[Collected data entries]
□ □ □ □
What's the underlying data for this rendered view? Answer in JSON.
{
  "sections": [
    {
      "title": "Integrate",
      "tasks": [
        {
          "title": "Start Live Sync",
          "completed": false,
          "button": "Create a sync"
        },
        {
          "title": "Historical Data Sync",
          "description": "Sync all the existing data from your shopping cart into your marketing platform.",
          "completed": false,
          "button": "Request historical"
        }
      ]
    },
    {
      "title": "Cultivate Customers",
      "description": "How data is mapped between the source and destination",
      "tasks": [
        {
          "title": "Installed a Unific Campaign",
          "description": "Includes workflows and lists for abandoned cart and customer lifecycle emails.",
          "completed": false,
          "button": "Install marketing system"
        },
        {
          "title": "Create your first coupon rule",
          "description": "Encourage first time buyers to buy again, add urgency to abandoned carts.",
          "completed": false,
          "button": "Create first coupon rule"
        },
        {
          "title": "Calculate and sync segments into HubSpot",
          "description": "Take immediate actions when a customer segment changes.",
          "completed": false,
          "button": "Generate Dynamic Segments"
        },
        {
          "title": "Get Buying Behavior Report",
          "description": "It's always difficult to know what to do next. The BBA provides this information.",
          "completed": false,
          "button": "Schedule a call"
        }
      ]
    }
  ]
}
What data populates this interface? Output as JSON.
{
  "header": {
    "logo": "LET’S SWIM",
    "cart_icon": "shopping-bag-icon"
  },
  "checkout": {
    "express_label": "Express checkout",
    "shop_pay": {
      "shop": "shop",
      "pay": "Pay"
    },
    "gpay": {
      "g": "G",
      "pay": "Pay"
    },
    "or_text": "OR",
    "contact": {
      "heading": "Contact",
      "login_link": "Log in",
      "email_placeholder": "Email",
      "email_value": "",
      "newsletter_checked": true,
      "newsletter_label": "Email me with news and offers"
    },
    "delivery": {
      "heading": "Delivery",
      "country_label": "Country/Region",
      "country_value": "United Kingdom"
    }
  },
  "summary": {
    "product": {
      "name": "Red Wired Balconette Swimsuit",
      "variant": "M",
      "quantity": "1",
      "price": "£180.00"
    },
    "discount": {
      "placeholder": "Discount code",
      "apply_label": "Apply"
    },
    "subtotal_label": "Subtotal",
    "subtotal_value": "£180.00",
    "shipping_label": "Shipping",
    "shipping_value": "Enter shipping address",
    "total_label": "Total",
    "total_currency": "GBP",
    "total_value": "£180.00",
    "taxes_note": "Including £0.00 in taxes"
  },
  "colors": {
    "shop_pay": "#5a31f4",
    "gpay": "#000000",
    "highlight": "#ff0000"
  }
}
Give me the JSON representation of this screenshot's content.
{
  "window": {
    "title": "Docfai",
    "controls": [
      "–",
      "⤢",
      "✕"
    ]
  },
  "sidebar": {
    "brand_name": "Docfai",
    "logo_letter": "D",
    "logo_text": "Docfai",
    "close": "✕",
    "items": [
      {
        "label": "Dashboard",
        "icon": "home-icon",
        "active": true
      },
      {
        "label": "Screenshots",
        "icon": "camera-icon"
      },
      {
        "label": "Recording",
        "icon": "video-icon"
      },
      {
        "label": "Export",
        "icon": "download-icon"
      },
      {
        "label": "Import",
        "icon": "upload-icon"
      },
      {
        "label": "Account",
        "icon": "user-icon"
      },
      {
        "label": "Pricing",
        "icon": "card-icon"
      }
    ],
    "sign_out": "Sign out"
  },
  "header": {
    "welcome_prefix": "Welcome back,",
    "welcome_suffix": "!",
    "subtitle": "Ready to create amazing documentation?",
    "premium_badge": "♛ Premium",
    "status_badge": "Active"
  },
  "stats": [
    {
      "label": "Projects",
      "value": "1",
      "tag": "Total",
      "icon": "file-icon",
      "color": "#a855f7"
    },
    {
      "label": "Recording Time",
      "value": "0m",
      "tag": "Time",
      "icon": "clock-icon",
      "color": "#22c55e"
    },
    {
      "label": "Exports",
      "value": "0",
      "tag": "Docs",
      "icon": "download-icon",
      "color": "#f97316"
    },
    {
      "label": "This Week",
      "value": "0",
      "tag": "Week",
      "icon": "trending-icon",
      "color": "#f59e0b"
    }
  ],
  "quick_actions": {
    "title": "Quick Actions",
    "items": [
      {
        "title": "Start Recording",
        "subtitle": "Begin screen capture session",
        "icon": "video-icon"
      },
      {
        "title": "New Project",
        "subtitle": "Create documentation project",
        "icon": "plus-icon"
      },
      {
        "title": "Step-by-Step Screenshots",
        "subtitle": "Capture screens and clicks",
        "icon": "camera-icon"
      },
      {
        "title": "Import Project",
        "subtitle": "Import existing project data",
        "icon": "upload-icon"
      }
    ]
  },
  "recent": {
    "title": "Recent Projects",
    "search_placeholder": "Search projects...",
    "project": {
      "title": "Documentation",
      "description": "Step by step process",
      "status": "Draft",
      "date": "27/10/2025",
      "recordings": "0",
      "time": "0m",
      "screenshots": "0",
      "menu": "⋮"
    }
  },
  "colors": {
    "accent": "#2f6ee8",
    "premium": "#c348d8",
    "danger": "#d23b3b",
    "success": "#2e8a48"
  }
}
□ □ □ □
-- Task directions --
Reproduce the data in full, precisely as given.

-- Written response --
What's the underlying data for this rendered view? Answer in JSON.
{
  "sections": [
    {
      "title": "Integrate",
      "tasks": [
        {
          "title": "Start Live Sync",
          "completed": false,
          "button": "Create a sync"
        },
        {
          "title": "Historical Data Sync",
          "description": "Sync all the existing data from your shopping cart into your marketing platform.",
          "completed": false,
          "button": "Request historical"
        }
      ]
    },
    {
      "title": "Cultivate Customers",
      "description": "How data is mapped between the source and destination",
      "tasks": [
        {
          "title": "Installed a Unific Campaign",
          "description": "Includes workflows and lists for abandoned cart and customer lifecycle emails.",
          "completed": false,
          "button": "Install marketing system"
        },
        {
          "title": "Create your first coupon rule",
          "description": "Encourage first time buyers to buy again, add urgency to abandoned carts.",
          "completed": false,
          "button": "Create first coupon rule"
        },
        {
          "title": "Calculate and sync segments into HubSpot",
          "description": "Take immediate actions when a customer segment changes.",
          "completed": false,
          "button": "Generate Dynamic Segments"
        },
        {
          "title": "Get Buying Behavior Report",
          "description": "It's always difficult to know what to do next. The BBA provides this information.",
          "completed": false,
          "button": "Schedule a call"
        }
      ]
    }
  ]
}
What data populates this interface? Output as JSON.
{
  "header": {
    "logo": "LET’S SWIM",
    "cart_icon": "shopping-bag-icon"
  },
  "checkout": {
    "express_label": "Express checkout",
    "shop_pay": {
      "shop": "shop",
      "pay": "Pay"
    },
    "gpay": {
      "g": "G",
      "pay": "Pay"
    },
    "or_text": "OR",
    "contact": {
      "heading": "Contact",
      "login_link": "Log in",
      "email_placeholder": "Email",
      "email_value": "",
      "newsletter_checked": true,
      "newsletter_label": "Email me with news and offers"
    },
    "delivery": {
      "heading": "Delivery",
      "country_label": "Country/Region",
      "country_value": "United Kingdom"
    }
  },
  "summary": {
    "product": {
      "name": "Red Wired Balconette Swimsuit",
      "variant": "M",
      "quantity": "1",
      "price": "£180.00"
    },
    "discount": {
      "placeholder": "Discount code",
      "apply_label": "Apply"
    },
    "subtotal_label": "Subtotal",
    "subtotal_value": "£180.00",
    "shipping_label": "Shipping",
    "shipping_value": "Enter shipping address",
    "total_label": "Total",
    "total_currency": "GBP",
    "total_value": "£180.00",
    "taxes_note": "Including £0.00 in taxes"
  },
  "colors": {
    "shop_pay": "#5a31f4",
    "gpay": "#000000",
    "highlight": "#ff0000"
  }
}
Give me the JSON representation of this screenshot's content.
{
  "window": {
    "title": "Docfai",
    "controls": [
      "–",
      "⤢",
      "✕"
    ]
  },
  "sidebar": {
    "brand_name": "Docfai",
    "logo_letter": "D",
    "logo_text": "Docfai",
    "close": "✕",
    "items": [
      {
        "label": "Dashboard",
        "icon": "home-icon",
        "active": true
      },
      {
        "label": "Screenshots",
        "icon": "camera-icon"
      },
      {
        "label": "Recording",
        "icon": "video-icon"
      },
      {
        "label": "Export",
        "icon": "download-icon"
      },
      {
        "label": "Import",
        "icon": "upload-icon"
      },
      {
        "label": "Account",
        "icon": "user-icon"
      },
      {
        "label": "Pricing",
        "icon": "card-icon"
      }
    ],
    "sign_out": "Sign out"
  },
  "header": {
    "welcome_prefix": "Welcome back,",
    "welcome_suffix": "!",
    "subtitle": "Ready to create amazing documentation?",
    "premium_badge": "♛ Premium",
    "status_badge": "Active"
  },
  "stats": [
    {
      "label": "Projects",
      "value": "1",
      "tag": "Total",
      "icon": "file-icon",
      "color": "#a855f7"
    },
    {
      "label": "Recording Time",
      "value": "0m",
      "tag": "Time",
      "icon": "clock-icon",
      "color": "#22c55e"
    },
    {
      "label": "Exports",
      "value": "0",
      "tag": "Docs",
      "icon": "download-icon",
      "color": "#f97316"
    },
    {
      "label": "This Week",
      "value": "0",
      "tag": "Week",
      "icon": "trending-icon",
      "color": "#f59e0b"
    }
  ],
  "quick_actions": {
    "title": "Quick Actions",
    "items": [
      {
        "title": "Start Recording",
        "subtitle": "Begin screen capture session",
        "icon": "video-icon"
      },
      {
        "title": "New Project",
        "subtitle": "Create documentation project",
        "icon": "plus-icon"
      },
      {
        "title": "Step-by-Step Screenshots",
        "subtitle": "Capture screens and clicks",
        "icon": "camera-icon"
      },
      {
        "title": "Import Project",
        "subtitle": "Import existing project data",
        "icon": "upload-icon"
      }
    ]
  },
  "recent": {
    "title": "Recent Projects",
    "search_placeholder": "Search projects...",
    "project": {
      "title": "Documentation",
      "description": "Step by step process",
      "status": "Draft",
      "date": "27/10/2025",
      "recordings": "0",
      "time": "0m",
      "screenshots": "0",
      "menu": "⋮"
    }
  },
  "colors": {
    "accent": "#2f6ee8",
    "premium": "#c348d8",
    "danger": "#d23b3b",
    "success": "#2e8a48"
  }
}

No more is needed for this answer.